=== WHAT TO DO ===
Everything in the records should be repeated exactly.

=== RECORDED DATA ===

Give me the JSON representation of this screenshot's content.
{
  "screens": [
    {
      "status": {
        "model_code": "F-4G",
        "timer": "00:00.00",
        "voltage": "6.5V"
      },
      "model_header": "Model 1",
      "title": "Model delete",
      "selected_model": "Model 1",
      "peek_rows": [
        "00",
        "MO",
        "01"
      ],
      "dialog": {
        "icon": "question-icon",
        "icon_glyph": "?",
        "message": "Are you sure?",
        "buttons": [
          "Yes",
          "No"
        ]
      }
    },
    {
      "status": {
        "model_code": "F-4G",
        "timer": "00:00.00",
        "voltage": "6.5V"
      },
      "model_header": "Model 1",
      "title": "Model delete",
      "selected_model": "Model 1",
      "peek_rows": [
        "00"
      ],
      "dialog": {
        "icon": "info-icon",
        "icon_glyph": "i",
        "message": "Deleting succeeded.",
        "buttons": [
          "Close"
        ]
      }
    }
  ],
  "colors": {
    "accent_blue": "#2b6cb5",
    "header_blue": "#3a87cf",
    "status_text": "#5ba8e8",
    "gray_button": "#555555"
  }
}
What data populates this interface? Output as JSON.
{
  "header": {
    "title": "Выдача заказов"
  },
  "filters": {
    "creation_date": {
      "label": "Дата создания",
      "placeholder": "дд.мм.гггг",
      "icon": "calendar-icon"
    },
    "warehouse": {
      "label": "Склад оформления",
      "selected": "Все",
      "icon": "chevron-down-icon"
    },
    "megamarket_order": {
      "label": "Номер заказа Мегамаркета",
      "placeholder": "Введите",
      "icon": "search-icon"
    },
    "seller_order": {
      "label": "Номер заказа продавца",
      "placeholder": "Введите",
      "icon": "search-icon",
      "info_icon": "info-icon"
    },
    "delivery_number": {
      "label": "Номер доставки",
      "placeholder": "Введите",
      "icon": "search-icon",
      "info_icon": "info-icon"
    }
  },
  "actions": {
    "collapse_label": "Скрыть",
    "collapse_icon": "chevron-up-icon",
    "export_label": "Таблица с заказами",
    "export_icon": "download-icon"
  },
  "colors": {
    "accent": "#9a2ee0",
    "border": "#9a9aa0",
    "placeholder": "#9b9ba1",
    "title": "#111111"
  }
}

=== SOLUTION ===
Give me the JSON representation of this screenshot's content.
{
  "screens": [
    {
      "status": {
        "model_code": "F-4G",
        "timer": "00:00.00",
        "voltage": "6.5V"
      },
      "model_header": "Model 1",
      "title": "Model delete",
      "selected_model": "Model 1",
      "peek_rows": [
        "00",
        "MO",
        "01"
      ],
      "dialog": {
        "icon": "question-icon",
        "icon_glyph": "?",
        "message": "Are you sure?",
        "buttons": [
          "Yes",
          "No"
        ]
      }
    },
    {
      "status": {
        "model_code": "F-4G",
        "timer": "00:00.00",
        "voltage": "6.5V"
      },
      "model_header": "Model 1",
      "title": "Model delete",
      "selected_model": "Model 1",
      "peek_rows": [
        "00"
      ],
      "dialog": {
        "icon": "info-icon",
        "icon_glyph": "i",
        "message": "Deleting succeeded.",
        "buttons": [
          "Close"
        ]
      }
    }
  ],
  "colors": {
    "accent_blue": "#2b6cb5",
    "header_blue": "#3a87cf",
    "status_text": "#5ba8e8",
    "gray_button": "#555555"
  }
}
What data populates this interface? Output as JSON.
{
  "header": {
    "title": "Выдача заказов"
  },
  "filters": {
    "creation_date": {
      "label": "Дата создания",
      "placeholder": "дд.мм.гггг",
      "icon": "calendar-icon"
    },
    "warehouse": {
      "label": "Склад оформления",
      "selected": "Все",
      "icon": "chevron-down-icon"
    },
    "megamarket_order": {
      "label": "Номер заказа Мегамаркета",
      "placeholder": "Введите",
      "icon": "search-icon"
    },
    "seller_order": {
      "label": "Номер заказа продавца",
      "placeholder": "Введите",
      "icon": "search-icon",
      "info_icon": "info-icon"
    },
    "delivery_number": {
      "label": "Номер доставки",
      "placeholder": "Введите",
      "icon": "search-icon",
      "info_icon": "info-icon"
    }
  },
  "actions": {
    "collapse_label": "Скрыть",
    "collapse_icon": "chevron-up-icon",
    "export_label": "Таблица с заказами",
    "export_icon": "download-icon"
  },
  "colors": {
    "accent": "#9a2ee0",
    "border": "#9a9aa0",
    "placeholder": "#9b9ba1",
    "title": "#111111"
  }
}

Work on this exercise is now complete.